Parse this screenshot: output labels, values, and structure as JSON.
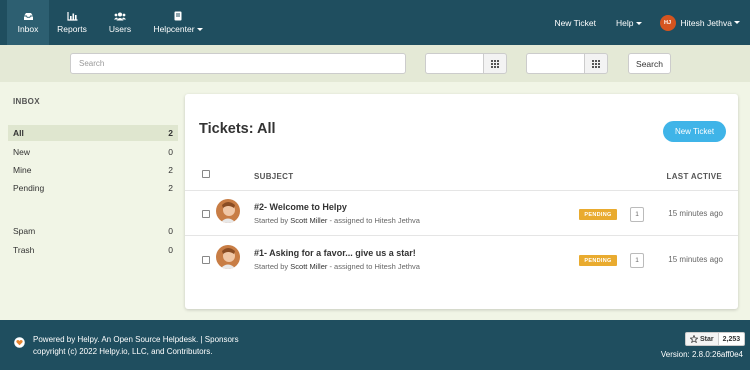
{
  "nav": {
    "items": [
      {
        "label": "Inbox",
        "icon": "inbox-icon",
        "active": true
      },
      {
        "label": "Reports",
        "icon": "bar-chart-icon",
        "active": false
      },
      {
        "label": "Users",
        "icon": "users-icon",
        "active": false
      }
    ],
    "helpcenter": {
      "label": "Helpcenter",
      "icon": "book-icon"
    },
    "new_ticket": "New Ticket",
    "help": "Help",
    "user": {
      "initials": "HJ",
      "name": "Hitesh Jethva"
    }
  },
  "search": {
    "placeholder": "Search",
    "button": "Search"
  },
  "sidebar": {
    "title": "INBOX",
    "items": [
      {
        "label": "All",
        "count": "2",
        "active": true
      },
      {
        "label": "New",
        "count": "0"
      },
      {
        "label": "Mine",
        "count": "2"
      },
      {
        "label": "Pending",
        "count": "2"
      },
      {
        "label": "Spam",
        "count": "0"
      },
      {
        "label": "Trash",
        "count": "0"
      }
    ]
  },
  "tickets": {
    "title": "Tickets: All",
    "new_button": "New Ticket",
    "columns": {
      "subject": "SUBJECT",
      "last_active": "LAST ACTIVE"
    },
    "rows": [
      {
        "subject": "#2- Welcome to Helpy",
        "started_prefix": "Started by",
        "started_by": "Scott Miller",
        "assigned_prefix": "- assigned to",
        "assigned_to": "Hitesh Jethva",
        "status": "PENDING",
        "count": "1",
        "time": "15 minutes ago"
      },
      {
        "subject": "#1- Asking for a favor... give us a star!",
        "started_prefix": "Started by",
        "started_by": "Scott Miller",
        "assigned_prefix": "- assigned to",
        "assigned_to": "Hitesh Jethva",
        "status": "PENDING",
        "count": "1",
        "time": "15 minutes ago"
      }
    ]
  },
  "footer": {
    "line1": "Powered by Helpy. An Open Source Helpdesk. | Sponsors",
    "line2": "copyright (c) 2022 Helpy.io, LLC, and Contributors.",
    "star_label": "Star",
    "star_count": "2,253",
    "version": "Version: 2.8.0:26aff0e4"
  },
  "colors": {
    "nav_bg": "#1f4e5f",
    "accent": "#3fb4e8",
    "pending": "#e9ab2f",
    "page_bg": "#f1f5e6"
  }
}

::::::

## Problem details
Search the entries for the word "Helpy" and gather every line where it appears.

## Answer section
        "subject": "#2- Welcome to Helpy",
    "line1": "Powered by Helpy. An Open Source Helpdesk. | Sponsors",
    "line2": "copyright (c) 2022 Helpy.io, LLC, and Contributors.",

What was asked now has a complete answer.